Many of you have been reading the news of the Denial of Service (DDoS) attacks on sites such as Netflix, Twitter, etc.. To get to the root of the issues here are some links.

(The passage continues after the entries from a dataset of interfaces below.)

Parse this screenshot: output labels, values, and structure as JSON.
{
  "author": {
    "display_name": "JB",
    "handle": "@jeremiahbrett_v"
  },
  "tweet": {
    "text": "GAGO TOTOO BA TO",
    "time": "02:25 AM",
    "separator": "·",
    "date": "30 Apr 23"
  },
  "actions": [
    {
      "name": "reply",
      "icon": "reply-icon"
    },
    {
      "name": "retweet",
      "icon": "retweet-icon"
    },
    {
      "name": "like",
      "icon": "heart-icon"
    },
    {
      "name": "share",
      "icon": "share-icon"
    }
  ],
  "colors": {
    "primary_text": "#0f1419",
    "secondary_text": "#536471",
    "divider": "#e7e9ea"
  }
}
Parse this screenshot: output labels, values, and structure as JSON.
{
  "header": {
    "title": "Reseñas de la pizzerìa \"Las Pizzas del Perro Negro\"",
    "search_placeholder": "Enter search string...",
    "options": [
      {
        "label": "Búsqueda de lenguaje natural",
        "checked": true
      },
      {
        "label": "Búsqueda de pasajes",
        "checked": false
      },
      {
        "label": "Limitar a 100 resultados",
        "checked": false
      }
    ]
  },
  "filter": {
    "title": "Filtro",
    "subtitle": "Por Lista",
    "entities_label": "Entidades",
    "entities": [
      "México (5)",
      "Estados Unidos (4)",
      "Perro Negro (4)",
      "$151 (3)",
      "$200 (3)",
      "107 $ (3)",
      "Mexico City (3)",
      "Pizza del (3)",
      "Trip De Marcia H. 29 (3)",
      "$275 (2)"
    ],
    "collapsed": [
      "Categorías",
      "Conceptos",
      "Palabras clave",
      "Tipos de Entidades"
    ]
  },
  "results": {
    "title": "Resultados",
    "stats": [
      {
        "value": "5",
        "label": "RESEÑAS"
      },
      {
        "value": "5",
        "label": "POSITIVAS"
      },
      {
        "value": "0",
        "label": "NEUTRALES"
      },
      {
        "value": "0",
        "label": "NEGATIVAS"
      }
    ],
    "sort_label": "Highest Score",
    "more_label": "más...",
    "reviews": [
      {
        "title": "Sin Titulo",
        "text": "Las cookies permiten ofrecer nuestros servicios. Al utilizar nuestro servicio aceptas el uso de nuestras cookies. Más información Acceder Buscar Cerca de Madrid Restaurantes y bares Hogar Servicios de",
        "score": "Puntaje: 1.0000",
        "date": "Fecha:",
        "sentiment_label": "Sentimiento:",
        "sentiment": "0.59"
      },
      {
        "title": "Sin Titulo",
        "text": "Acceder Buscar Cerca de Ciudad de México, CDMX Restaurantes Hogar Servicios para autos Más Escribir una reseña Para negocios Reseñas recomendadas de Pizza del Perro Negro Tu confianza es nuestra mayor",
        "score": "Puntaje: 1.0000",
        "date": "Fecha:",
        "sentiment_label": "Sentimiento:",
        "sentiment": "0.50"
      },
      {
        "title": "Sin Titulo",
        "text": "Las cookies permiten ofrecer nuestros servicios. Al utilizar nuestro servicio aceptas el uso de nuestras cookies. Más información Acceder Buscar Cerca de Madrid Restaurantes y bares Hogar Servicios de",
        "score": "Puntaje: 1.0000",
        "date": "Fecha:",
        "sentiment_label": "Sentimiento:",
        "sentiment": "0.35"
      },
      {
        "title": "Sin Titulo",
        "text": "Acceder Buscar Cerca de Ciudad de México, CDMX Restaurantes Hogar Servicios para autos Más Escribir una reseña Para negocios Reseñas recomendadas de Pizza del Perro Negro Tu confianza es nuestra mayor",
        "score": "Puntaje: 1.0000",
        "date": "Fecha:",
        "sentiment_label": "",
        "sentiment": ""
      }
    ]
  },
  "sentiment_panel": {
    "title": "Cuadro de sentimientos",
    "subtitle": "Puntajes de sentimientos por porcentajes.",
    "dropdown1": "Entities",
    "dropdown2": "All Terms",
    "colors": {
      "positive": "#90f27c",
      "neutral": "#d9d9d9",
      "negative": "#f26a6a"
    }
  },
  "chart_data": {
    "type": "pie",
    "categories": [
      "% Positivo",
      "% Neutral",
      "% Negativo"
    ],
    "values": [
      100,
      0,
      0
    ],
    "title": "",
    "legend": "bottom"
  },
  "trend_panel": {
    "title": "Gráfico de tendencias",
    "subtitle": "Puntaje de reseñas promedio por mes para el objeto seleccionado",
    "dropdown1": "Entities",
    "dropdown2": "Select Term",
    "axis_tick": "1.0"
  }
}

So how does peering fit into all of this? During attacks, like what is going on today, peering can be an extra insulator from these attacks. Since you are connected to your peers via a local fabric the Denial of service does not reach the peering fabric itself. This doesn’t mean the networks are immune to a DDoS.Hosts can still be taken offline by a DDoS on their connections outside of the IX. However, since an IX fabric contains non-routable IP space it is naturally insulated against attacks. The peers on the IX can still exchange traffic between themselves without even needing outside connections. So content from someone on the exchange could possibly be okay, even if their outside connections were being DDoSed. This is an oversimplification because content has to reach the IX somehow. This is accomplished with cache boxes, distributed cloud services, and plain old transit from the outside to routers and devices on the exchange.